- Love (and what on earth does that mean?)
For me, one of the challenges with which many of my Christian friends identify, is how to react when non-Christians are disrespectful of my faith. If it’s from a friend it’s generally an unintentional slur but I can’t help taking it a little personally.
I know a lot of it is a reaction to the wrongs of the church and hypocritical Christians but I also think it’s often a lack of knowledge and understanding. I was a cynic (and still am to a certain degree) but the age we live in teaches us to be so. We also live in a society where conformity is seen as boring and restricting and I think this is the way a lot of people (I speak for my own generation) see Christianity. I used to think Christianity would limit me instead of having the opposite effect.
A few weeks back at a St Barnie's service, we sang an old hymn called ‘Stand up, stand up for Jesus’. I’m not the biggest of singers (if you don’t count the shower) but I love this song and just writing it down now makes me want to belt it out (its catchy in an ‘Onward Christian soldiers’ kind of way). Having the topic weighing on my heart this song gives me courage.
So what do we do when someone has a go at our faith? Something I once read and that has stuck with me, is that the highest form of ignorance is to judge something you don’t fully understand. So if knowledge is power, let us empower ourselves and others by growing our faith and knowledge of God and the Christian faith. Non-confrontationally, tell people if you feel uncomfortable by their comments and why. Invite them to Church so they can learn the answers for themselves (I don’t pretend to have half the answers but I’m okay with that and my journey has only just begun). Let’s try and be ‘consistant’ Christians so our friends can see what the joy of being a child of Christ is through us. ‘Stand up, stand up for Jesus, ye soldiers of the cross’!
He was a modernist ... a clever person, well educated, and believed we had all we need in ourselves to achieve anything.
She was a church attendee, but had never wrestled with the realities of knowing Jesus, and the implications for personal lifestyles.

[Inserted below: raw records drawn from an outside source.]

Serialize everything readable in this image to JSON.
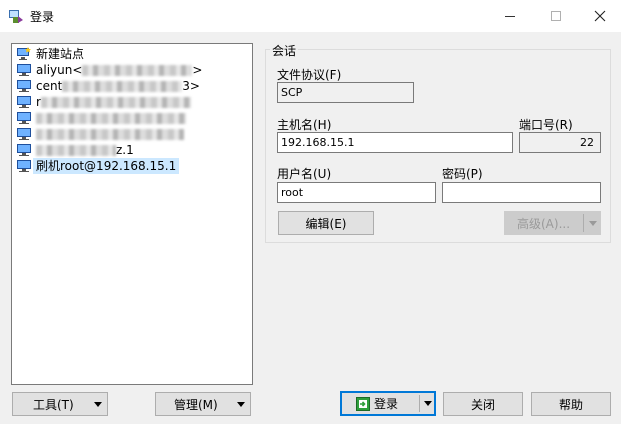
{
  "window": {
    "title": "登录",
    "controls": [
      "minimize",
      "maximize",
      "close"
    ]
  },
  "sites": {
    "items": [
      {
        "label": "新建站点",
        "icon": "new-site-icon",
        "redacted_suffix": false
      },
      {
        "label": "aliyun<",
        "tail": ">",
        "icon": "computer-icon",
        "redacted_suffix": true
      },
      {
        "label": "cent",
        "tail": "3>",
        "icon": "computer-icon",
        "redacted_suffix": true
      },
      {
        "label": "r",
        "tail": "",
        "icon": "computer-icon",
        "redacted_suffix": true
      },
      {
        "label": "",
        "tail": "",
        "icon": "computer-icon",
        "redacted_suffix": true
      },
      {
        "label": "",
        "tail": "",
        "icon": "computer-icon",
        "redacted_suffix": true
      },
      {
        "label": "",
        "tail": "z.1",
        "icon": "computer-icon",
        "redacted_suffix": true
      },
      {
        "label": "刷机root@192.168.15.1",
        "icon": "computer-icon",
        "selected": true,
        "redacted_suffix": false
      }
    ]
  },
  "session": {
    "legend": "会话",
    "protocol_label": "文件协议(F)",
    "protocol_value": "SCP",
    "host_label": "主机名(H)",
    "host_value": "192.168.15.1",
    "port_label": "端口号(R)",
    "port_value": "22",
    "user_label": "用户名(U)",
    "user_value": "root",
    "password_label": "密码(P)",
    "password_value": "",
    "edit_label": "编辑(E)",
    "advanced_label": "高级(A)..."
  },
  "bottom": {
    "tools_label": "工具(T)",
    "manage_label": "管理(M)",
    "login_label": "登录",
    "close_label": "关闭",
    "help_label": "帮助"
  },
  "colors": {
    "accent": "#0078d7",
    "selection": "#cce8ff",
    "login_icon": "#2e9e3a"
  }
}
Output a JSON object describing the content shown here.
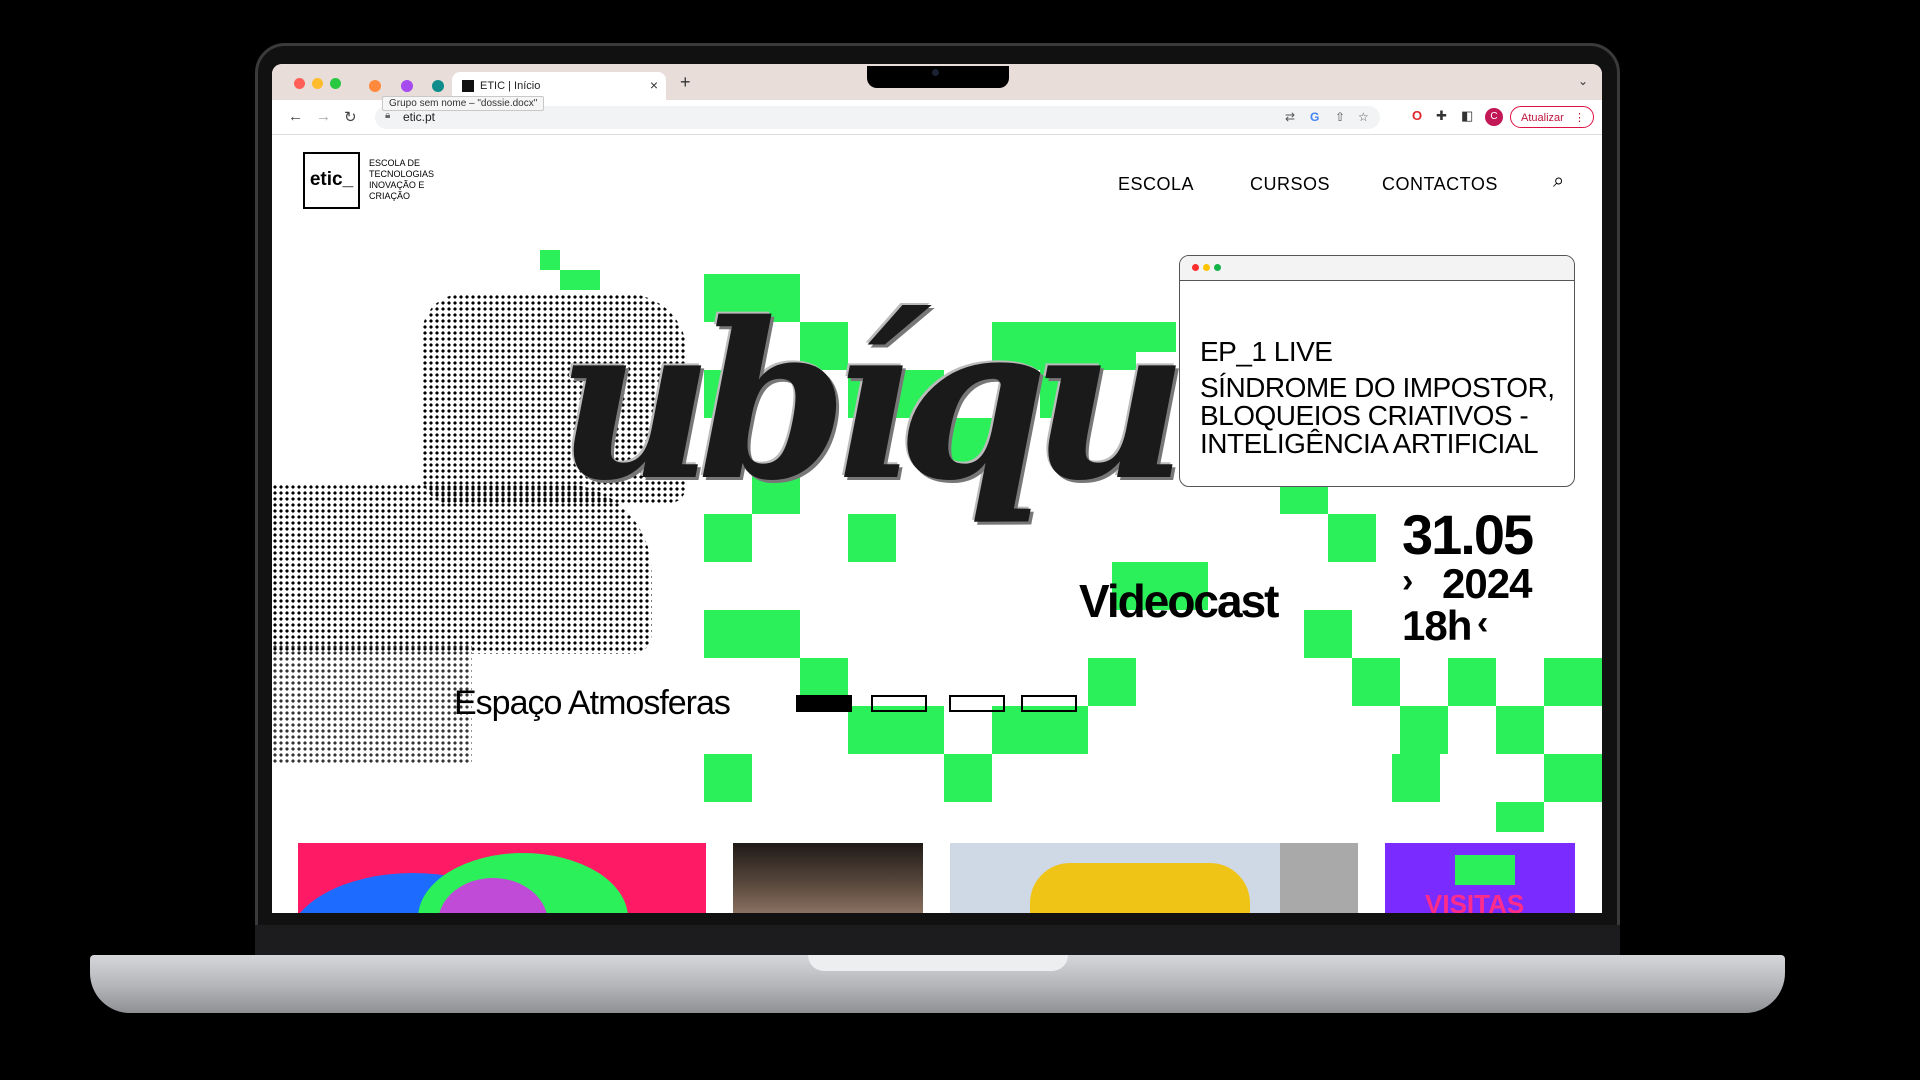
{
  "browser": {
    "tab_title": "ETIC | Início",
    "tooltip": "Grupo sem nome – \"dossie.docx\"",
    "url": "etic.pt",
    "avatar_letter": "C",
    "update_label": "Atualizar",
    "new_tab_symbol": "+",
    "tab_close_symbol": "×",
    "menu_symbol": "⋮"
  },
  "site": {
    "logo_text": "etic_",
    "tagline": "ESCOLA DE TECNOLOGIAS INOVAÇÃO E CRIAÇÃO",
    "nav": [
      "ESCOLA",
      "CURSOS",
      "CONTACTOS"
    ]
  },
  "hero": {
    "word": "ubíqu",
    "subtitle": "Videocast",
    "episode": "EP_1 LIVE",
    "topic": "SÍNDROME DO IMPOSTOR, BLOQUEIOS CRIATIVOS - INTELIGÊNCIA ARTIFICIAL",
    "date_day": "31.05",
    "date_year": "2024",
    "time": "18h",
    "location": "Espaço Atmosferas",
    "slides_total": 4,
    "slide_active": 1
  },
  "cards": {
    "visitas_label": "VISITAS"
  },
  "colors": {
    "accent_green": "#2bf05a",
    "update_red": "#c0163d",
    "card_pink": "#ff1a66",
    "card_purple": "#7a2bff"
  }
}
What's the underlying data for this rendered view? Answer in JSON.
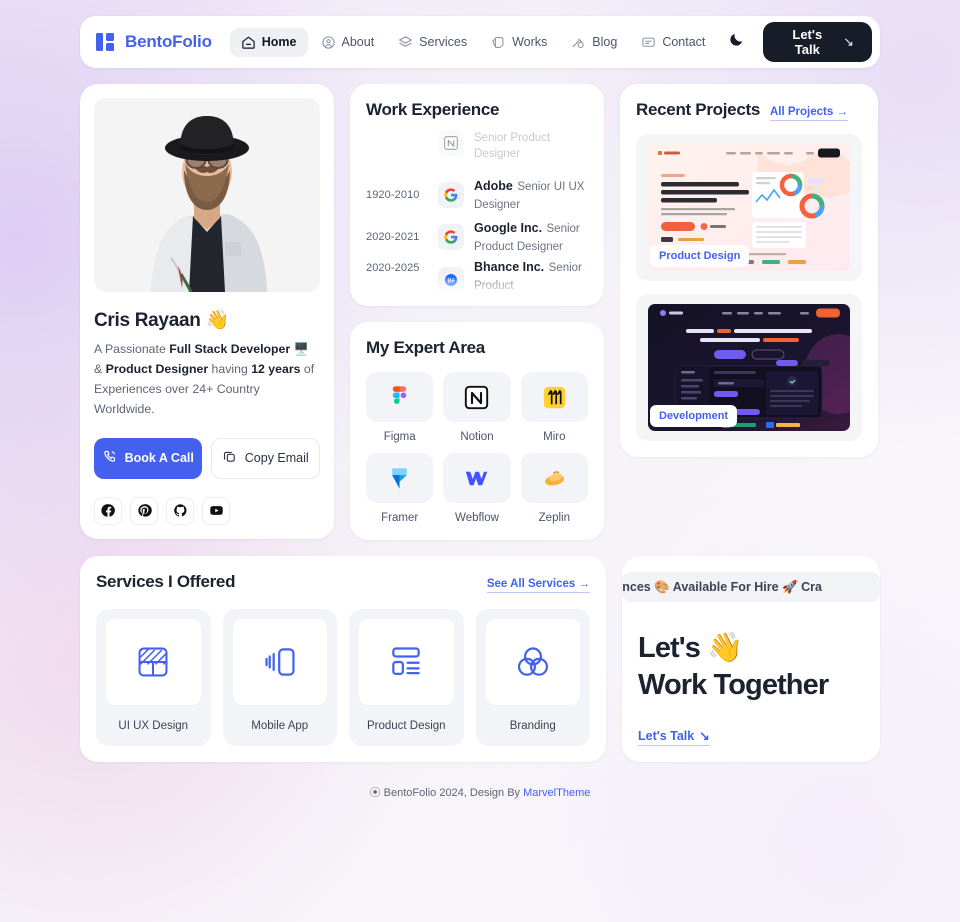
{
  "brand": {
    "name": "BentoFolio",
    "logo_icon": "bento-squares-logo",
    "color": "#4361ee"
  },
  "nav": {
    "items": [
      {
        "label": "Home",
        "icon": "home-icon",
        "active": true
      },
      {
        "label": "About",
        "icon": "user-circle-icon",
        "active": false
      },
      {
        "label": "Services",
        "icon": "layers-icon",
        "active": false
      },
      {
        "label": "Works",
        "icon": "cards-icon",
        "active": false
      },
      {
        "label": "Blog",
        "icon": "pen-icon",
        "active": false
      },
      {
        "label": "Contact",
        "icon": "message-icon",
        "active": false
      }
    ],
    "theme_toggle_icon": "moon-icon",
    "cta_label": "Let's Talk",
    "cta_arrow": "↘"
  },
  "profile": {
    "photo_alt": "portrait-photo",
    "name": "Cris Rayaan",
    "name_emoji": "👋",
    "bio_parts": [
      {
        "text": "A Passionate ",
        "bold": false
      },
      {
        "text": "Full Stack Developer",
        "bold": true
      },
      {
        "text": " 🖥️ & ",
        "bold": false
      },
      {
        "text": "Product Designer",
        "bold": true
      },
      {
        "text": " having ",
        "bold": false
      },
      {
        "text": "12 years",
        "bold": true
      },
      {
        "text": " of Experiences over 24+ Country Worldwide.",
        "bold": false
      }
    ],
    "primary_button": {
      "label": "Book A Call",
      "icon": "phone-ring-icon",
      "color": "#4361ee"
    },
    "secondary_button": {
      "label": "Copy Email",
      "icon": "copy-icon"
    },
    "socials": [
      {
        "name": "facebook-icon"
      },
      {
        "name": "pinterest-icon"
      },
      {
        "name": "github-icon"
      },
      {
        "name": "youtube-icon"
      }
    ]
  },
  "work_experience": {
    "title": "Work Experience",
    "rows": [
      {
        "year": "",
        "logo": "notion-icon",
        "company": "",
        "role": "Senior Product Designer",
        "faded": true
      },
      {
        "year": "1920-2010",
        "logo": "google-icon",
        "company": "Adobe",
        "role": "Senior UI UX Designer",
        "faded": false
      },
      {
        "year": "2020-2021",
        "logo": "google-icon",
        "company": "Google Inc.",
        "role": "Senior Product Designer",
        "faded": false
      },
      {
        "year": "2020-2025",
        "logo": "behance-icon",
        "company": "Bhance Inc.",
        "role": "Senior Product",
        "faded": false
      }
    ]
  },
  "expert_area": {
    "title": "My Expert Area",
    "items": [
      {
        "label": "Figma",
        "icon": "figma-icon"
      },
      {
        "label": "Notion",
        "icon": "notion-icon"
      },
      {
        "label": "Miro",
        "icon": "miro-icon"
      },
      {
        "label": "Framer",
        "icon": "framer-icon"
      },
      {
        "label": "Webflow",
        "icon": "webflow-icon"
      },
      {
        "label": "Zeplin",
        "icon": "zeplin-icon"
      }
    ]
  },
  "recent_projects": {
    "title": "Recent Projects",
    "link_label": "All Projects",
    "link_arrow": "→",
    "projects": [
      {
        "badge": "Product Design",
        "theme": "light",
        "preview_headline": "Your Ultimate 🎯 Email Marketing & Automation Solution Is Here",
        "preview_brand": "Mailchimp"
      },
      {
        "badge": "Development",
        "theme": "dark",
        "preview_headline": "Unlock 10X Faster & More Responsive AI-Powered Copywriting Tool",
        "preview_brand": "AIWriter"
      }
    ]
  },
  "services": {
    "title": "Services I Offered",
    "link_label": "See All Services",
    "link_arrow": "→",
    "items": [
      {
        "label": "UI UX Design",
        "icon": "frame-diagonal-icon"
      },
      {
        "label": "Mobile App",
        "icon": "mobile-swipe-icon"
      },
      {
        "label": "Product Design",
        "icon": "layout-blocks-icon"
      },
      {
        "label": "Branding",
        "icon": "venn-circles-icon"
      }
    ]
  },
  "work_together": {
    "ticker_text": "eriences 🎨 Available For Hire 🚀 Cra",
    "heading_line1": "Let's",
    "heading_emoji": "👋",
    "heading_line2": "Work Together",
    "link_label": "Let's Talk",
    "link_arrow": "↘"
  },
  "footer": {
    "text": "⦿ BentoFolio 2024, Design By ",
    "link_label": "MarvelTheme"
  }
}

The child was inquisitive, but the parents fed him palatable, sugary, simplistic feel-good stories about God, and he was weak.
The retiree was in his comfort zone, a secured pension and on the lookout for pleasure.
The teenage couple thought they would live for ever, sex was recreational, and church was a crypt for the ignorance of the past.
The environmentalist believed all good was found in nature, and meditation and faith in human kindness would see the world aright.
The marathon runner found her peace in the total immersion in her physical abilities, living on the high of extreme exertion.
The cynic said life had no meaning as he lavished attention on his cat, the surfer lived the life of a modern day anarchist, the engineer found meaning in constructions, the investor saw security in money, the politician reveled in superiority and power, the atheist had faith that there was no God.
The almost-christian ... oh the sad little christian who lived in pretense as he passed uncomfortably through society, a chameleon ever apologizing to God for his guilt.
But, God's true lovers put a spanner in the works of the world. All at the same time being a knife, a light, a comfort, a warrior, a peace maker, a listener, a confronter, a thinker, a convention breaker, a giver, a server, a faith builder -- walking not the middle road but always definitive of Truth, humbly imperfect.
Is there a God? Yes. Is He a person? Yes. Does He want to know me? Yes. Can I know him? Yes. Is He worth knowing? Yes, beyond my wildest dreams. How do I find Him? Look beyond the myths of the institutionalized religion, have courage to leave your comfort zone, be honest with your reasoning, and you'll find Him standing in plain sight before you.
Jesus: rational, defensible, testable, true.